• [Brief]: Below are the records; copy each line in which "JSON" can be found.

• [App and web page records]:
[Start of Attachment]

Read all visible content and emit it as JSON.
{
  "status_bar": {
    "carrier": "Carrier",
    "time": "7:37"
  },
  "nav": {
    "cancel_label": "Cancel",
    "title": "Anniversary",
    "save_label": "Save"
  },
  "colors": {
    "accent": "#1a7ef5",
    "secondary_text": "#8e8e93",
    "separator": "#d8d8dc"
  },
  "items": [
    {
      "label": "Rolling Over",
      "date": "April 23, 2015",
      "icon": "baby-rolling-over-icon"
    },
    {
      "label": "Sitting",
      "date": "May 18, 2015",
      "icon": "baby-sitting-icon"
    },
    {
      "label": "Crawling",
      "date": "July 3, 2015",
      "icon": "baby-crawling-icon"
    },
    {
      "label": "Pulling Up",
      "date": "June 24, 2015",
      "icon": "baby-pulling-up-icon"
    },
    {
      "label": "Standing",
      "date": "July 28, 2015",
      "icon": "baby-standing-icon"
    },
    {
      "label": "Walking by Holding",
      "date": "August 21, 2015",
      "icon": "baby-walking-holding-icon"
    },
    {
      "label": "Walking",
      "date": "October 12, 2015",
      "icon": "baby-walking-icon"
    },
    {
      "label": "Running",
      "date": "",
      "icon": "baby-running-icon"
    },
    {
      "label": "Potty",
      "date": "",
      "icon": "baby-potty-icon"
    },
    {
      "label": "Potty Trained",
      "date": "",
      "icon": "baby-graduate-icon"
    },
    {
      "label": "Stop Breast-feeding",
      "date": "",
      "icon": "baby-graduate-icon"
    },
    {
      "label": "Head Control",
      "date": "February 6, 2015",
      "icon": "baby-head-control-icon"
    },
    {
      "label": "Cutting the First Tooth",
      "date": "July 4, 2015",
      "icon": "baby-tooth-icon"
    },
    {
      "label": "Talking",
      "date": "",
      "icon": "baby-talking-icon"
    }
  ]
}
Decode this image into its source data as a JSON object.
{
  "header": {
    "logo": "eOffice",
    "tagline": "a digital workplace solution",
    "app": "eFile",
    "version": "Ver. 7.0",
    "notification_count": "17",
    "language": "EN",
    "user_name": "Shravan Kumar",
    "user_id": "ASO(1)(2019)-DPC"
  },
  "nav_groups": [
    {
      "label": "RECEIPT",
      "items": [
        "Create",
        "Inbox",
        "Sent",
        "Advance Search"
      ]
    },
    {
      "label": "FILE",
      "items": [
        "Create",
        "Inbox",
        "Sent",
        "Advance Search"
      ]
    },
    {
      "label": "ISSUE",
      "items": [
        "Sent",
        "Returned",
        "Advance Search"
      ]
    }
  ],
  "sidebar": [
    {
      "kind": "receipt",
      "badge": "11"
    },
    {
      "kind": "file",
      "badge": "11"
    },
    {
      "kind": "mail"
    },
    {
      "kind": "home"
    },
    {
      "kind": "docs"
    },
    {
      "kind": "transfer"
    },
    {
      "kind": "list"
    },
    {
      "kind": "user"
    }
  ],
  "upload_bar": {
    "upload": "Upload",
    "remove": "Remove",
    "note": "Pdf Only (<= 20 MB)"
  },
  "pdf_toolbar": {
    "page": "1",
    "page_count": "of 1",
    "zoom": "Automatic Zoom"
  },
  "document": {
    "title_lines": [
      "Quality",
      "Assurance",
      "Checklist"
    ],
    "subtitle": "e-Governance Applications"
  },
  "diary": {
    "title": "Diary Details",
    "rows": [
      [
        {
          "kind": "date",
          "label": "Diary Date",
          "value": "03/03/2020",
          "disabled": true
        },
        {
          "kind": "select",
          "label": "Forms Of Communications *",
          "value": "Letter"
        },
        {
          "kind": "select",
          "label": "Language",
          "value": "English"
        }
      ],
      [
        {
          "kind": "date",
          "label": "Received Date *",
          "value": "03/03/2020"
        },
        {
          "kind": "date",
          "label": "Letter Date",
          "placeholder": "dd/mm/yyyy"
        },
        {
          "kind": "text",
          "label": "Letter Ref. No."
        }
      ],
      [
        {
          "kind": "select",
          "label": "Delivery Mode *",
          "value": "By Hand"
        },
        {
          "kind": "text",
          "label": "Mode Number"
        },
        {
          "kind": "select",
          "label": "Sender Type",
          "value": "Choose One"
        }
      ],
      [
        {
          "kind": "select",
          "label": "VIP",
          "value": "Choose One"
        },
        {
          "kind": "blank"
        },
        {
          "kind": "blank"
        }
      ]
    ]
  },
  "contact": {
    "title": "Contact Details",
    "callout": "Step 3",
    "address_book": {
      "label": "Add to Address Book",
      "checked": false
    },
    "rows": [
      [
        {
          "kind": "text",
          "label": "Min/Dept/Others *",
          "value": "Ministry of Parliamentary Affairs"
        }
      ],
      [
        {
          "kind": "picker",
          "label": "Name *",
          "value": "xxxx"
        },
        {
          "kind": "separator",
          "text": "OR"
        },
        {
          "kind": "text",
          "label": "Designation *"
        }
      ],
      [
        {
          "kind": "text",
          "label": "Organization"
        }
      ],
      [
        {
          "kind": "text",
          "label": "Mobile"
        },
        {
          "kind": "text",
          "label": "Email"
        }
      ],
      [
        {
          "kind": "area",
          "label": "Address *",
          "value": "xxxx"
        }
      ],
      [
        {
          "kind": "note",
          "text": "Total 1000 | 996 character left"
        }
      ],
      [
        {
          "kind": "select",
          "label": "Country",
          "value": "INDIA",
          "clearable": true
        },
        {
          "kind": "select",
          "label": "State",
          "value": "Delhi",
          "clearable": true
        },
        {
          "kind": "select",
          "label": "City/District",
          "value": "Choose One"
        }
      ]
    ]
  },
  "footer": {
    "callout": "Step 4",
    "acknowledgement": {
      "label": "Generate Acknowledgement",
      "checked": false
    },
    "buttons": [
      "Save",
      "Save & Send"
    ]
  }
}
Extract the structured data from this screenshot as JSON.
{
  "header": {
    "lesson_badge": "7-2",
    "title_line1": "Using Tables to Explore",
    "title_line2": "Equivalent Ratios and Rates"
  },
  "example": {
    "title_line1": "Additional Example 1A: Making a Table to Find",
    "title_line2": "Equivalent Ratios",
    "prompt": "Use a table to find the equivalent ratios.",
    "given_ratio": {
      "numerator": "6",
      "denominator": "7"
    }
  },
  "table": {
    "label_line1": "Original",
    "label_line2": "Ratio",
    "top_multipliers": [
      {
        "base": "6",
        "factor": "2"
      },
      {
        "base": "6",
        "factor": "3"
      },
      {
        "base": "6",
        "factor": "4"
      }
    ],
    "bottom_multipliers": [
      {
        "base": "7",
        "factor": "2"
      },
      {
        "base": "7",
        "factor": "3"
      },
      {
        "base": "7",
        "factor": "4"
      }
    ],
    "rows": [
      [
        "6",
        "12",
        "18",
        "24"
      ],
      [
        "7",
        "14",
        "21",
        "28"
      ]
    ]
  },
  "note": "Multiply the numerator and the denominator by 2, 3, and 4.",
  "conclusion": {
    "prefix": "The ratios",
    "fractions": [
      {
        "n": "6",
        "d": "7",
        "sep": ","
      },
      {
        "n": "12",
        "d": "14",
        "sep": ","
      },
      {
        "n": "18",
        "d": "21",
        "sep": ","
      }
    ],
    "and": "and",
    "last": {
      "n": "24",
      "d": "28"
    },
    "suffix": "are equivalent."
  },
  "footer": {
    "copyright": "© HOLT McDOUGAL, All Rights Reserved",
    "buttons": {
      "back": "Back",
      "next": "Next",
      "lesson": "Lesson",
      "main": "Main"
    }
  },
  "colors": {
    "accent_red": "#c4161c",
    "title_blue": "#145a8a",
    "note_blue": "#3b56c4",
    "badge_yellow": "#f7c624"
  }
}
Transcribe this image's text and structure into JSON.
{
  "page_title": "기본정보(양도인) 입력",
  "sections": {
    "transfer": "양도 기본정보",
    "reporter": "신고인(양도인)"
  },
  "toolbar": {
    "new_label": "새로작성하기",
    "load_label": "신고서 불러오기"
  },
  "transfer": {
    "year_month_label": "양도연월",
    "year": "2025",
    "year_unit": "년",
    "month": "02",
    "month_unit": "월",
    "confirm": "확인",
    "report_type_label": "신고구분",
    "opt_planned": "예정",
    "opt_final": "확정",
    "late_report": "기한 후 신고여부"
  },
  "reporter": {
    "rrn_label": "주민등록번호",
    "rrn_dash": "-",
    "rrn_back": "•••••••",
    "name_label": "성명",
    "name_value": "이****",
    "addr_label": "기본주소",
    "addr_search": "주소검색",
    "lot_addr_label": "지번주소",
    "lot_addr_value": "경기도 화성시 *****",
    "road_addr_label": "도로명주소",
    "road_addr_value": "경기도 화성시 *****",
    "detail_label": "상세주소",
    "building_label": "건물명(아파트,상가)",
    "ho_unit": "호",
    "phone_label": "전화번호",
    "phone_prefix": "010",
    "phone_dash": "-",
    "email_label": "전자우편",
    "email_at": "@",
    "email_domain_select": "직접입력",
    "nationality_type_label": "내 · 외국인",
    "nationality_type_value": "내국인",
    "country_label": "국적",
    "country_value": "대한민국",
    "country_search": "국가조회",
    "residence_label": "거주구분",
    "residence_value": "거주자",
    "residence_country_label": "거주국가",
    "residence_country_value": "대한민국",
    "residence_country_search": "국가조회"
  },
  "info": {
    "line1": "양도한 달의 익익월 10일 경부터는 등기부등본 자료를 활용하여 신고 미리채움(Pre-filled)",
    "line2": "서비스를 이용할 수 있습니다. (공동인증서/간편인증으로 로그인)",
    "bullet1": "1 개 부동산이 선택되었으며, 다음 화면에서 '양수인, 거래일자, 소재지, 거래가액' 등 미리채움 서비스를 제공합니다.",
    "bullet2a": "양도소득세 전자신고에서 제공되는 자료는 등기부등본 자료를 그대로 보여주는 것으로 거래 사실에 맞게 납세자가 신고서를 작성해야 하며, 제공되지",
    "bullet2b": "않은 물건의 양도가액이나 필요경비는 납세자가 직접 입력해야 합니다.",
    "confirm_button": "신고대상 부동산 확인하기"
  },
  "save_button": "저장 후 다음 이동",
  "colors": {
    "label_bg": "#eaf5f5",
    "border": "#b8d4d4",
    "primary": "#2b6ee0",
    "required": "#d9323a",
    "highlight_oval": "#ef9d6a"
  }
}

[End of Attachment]

• [Result of the exercise]:
Read all visible content and emit it as JSON.
Decode this image into its source data as a JSON object.
Extract the structured data from this screenshot as JSON.
Transcribe this image's text and structure into JSON.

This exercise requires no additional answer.